Anyone that knows me, probably would not say that I am a big talker. They may say I am ‘mysterious’ or ‘hold my cards close to my chest’ or ‘shy’, it has even been said that I am ‘stand offish’. All of those things are true, at some time.

I am also someone who gives often too much of herself. Who, in striving to do my Work and make a difference in the world, forgets herself. This can be a positive state to be in for a time, but I have yet to learn how to maintain it without detriment. It is in the silence, held by my boundaries, that I remember myself.

I’ve been keeping silence about a lot of things over the last few weeks. I’ve held space for friends and loved ones, listened as there were new-but-the-same causes for grief in our communities, held a watchful eye on some of the more problematic members of our communities. But I have said little, I have shown my cards narely at all, I have held a boundary. And in this container, I have allowed the sediment to drop, the the waters to clear, and remembering to bubble up.

Writing this is allowing a single bubble to pop, allowing it release into the world. I seldom publish writings like this – writing that has simply flowed from my fingers, without second consideration or thought (or editing!). Typically, this would be tucked into the journal file. But it wanted to be released into the world. (And, though They are allowing me a little more space at this time of year, there are still requests for me to do things. So I do the things. 🙂 )

By the way, If you want to read more about the importance of holding silence, and the power of that container, I really encourage you to read Karina B. Heart’s book A Witch’s Book of Silence.
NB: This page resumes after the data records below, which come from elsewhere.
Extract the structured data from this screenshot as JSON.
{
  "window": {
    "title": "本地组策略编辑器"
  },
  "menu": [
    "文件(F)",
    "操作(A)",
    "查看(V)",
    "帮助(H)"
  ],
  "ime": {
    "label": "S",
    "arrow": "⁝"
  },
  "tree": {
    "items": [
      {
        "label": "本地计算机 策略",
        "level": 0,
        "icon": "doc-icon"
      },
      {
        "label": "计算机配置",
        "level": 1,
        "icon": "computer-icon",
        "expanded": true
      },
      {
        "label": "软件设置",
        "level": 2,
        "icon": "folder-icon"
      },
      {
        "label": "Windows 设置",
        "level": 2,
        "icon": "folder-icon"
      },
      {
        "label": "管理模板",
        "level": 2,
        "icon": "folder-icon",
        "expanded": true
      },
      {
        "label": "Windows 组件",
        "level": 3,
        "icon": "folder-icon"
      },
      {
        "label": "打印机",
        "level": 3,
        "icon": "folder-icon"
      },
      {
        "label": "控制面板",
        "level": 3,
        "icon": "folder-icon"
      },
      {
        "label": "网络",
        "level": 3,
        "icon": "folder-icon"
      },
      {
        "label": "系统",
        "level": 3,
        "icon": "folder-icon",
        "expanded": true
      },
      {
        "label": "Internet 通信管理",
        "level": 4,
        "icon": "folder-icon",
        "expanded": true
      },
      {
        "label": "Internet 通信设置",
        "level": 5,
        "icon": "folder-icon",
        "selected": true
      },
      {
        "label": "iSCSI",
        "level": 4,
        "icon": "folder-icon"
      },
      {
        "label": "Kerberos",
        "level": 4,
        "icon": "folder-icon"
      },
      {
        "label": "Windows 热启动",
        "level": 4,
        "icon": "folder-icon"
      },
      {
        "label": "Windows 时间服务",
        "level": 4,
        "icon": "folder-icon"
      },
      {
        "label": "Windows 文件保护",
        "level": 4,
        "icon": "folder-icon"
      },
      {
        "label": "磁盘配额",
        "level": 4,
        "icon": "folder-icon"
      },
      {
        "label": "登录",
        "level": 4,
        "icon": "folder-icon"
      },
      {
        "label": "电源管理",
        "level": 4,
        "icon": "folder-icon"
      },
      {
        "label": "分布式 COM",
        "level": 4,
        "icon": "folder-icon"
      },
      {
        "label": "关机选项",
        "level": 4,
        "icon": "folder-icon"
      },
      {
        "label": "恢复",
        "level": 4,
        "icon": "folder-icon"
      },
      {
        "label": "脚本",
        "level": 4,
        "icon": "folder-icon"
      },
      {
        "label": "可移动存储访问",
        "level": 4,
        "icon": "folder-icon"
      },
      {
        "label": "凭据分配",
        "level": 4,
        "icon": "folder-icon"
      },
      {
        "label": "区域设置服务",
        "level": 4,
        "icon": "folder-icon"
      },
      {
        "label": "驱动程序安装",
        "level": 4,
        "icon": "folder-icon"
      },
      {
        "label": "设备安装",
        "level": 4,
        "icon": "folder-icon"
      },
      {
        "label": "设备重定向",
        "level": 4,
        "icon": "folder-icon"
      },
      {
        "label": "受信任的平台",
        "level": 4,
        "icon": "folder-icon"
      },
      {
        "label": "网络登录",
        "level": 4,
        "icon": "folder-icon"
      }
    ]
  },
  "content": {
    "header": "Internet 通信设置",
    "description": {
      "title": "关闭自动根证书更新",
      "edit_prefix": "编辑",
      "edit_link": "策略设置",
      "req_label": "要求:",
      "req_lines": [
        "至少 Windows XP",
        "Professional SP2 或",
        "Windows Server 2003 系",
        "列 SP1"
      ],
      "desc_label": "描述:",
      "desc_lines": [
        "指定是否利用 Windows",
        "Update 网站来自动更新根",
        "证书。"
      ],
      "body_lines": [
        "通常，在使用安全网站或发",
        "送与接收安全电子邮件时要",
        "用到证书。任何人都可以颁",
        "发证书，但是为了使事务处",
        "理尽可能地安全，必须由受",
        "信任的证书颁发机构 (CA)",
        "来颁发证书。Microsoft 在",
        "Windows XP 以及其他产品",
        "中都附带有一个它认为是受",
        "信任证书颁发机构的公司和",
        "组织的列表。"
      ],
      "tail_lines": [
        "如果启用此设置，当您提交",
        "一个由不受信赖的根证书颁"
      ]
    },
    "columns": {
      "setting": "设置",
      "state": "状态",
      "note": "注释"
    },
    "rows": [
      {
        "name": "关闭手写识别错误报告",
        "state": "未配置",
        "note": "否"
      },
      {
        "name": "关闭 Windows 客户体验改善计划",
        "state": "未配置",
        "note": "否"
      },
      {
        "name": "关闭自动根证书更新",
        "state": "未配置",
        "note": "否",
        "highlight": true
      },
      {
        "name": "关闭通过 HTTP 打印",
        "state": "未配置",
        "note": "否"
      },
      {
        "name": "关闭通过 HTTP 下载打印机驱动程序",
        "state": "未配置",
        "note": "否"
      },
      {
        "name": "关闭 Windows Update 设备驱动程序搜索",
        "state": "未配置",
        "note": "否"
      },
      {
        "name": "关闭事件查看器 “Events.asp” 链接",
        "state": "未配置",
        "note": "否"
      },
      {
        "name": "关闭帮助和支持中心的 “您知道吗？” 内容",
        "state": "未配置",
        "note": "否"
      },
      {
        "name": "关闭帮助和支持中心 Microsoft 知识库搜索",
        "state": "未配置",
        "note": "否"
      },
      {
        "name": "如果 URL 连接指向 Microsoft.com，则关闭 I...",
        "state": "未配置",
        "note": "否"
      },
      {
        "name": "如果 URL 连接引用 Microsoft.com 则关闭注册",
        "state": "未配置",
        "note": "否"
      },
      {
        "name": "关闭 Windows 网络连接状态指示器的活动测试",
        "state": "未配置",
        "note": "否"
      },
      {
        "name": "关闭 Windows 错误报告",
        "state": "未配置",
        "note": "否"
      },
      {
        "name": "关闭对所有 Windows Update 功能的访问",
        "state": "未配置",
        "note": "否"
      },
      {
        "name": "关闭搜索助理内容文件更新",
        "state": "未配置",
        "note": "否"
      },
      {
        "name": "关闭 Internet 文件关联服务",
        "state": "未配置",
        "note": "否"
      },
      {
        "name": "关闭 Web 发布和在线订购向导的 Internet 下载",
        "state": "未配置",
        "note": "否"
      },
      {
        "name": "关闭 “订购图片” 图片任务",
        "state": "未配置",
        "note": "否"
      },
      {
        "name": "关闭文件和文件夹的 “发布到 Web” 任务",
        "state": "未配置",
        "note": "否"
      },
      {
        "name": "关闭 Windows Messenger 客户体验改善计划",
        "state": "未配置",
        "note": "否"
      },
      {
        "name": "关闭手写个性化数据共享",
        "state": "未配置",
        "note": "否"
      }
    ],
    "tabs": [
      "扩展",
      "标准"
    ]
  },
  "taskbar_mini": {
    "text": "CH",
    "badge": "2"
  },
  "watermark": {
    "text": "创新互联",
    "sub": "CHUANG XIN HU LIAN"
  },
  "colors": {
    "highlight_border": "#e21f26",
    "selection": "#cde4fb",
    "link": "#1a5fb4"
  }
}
It is without a doubt one of the best Craft books I have read in YEARS.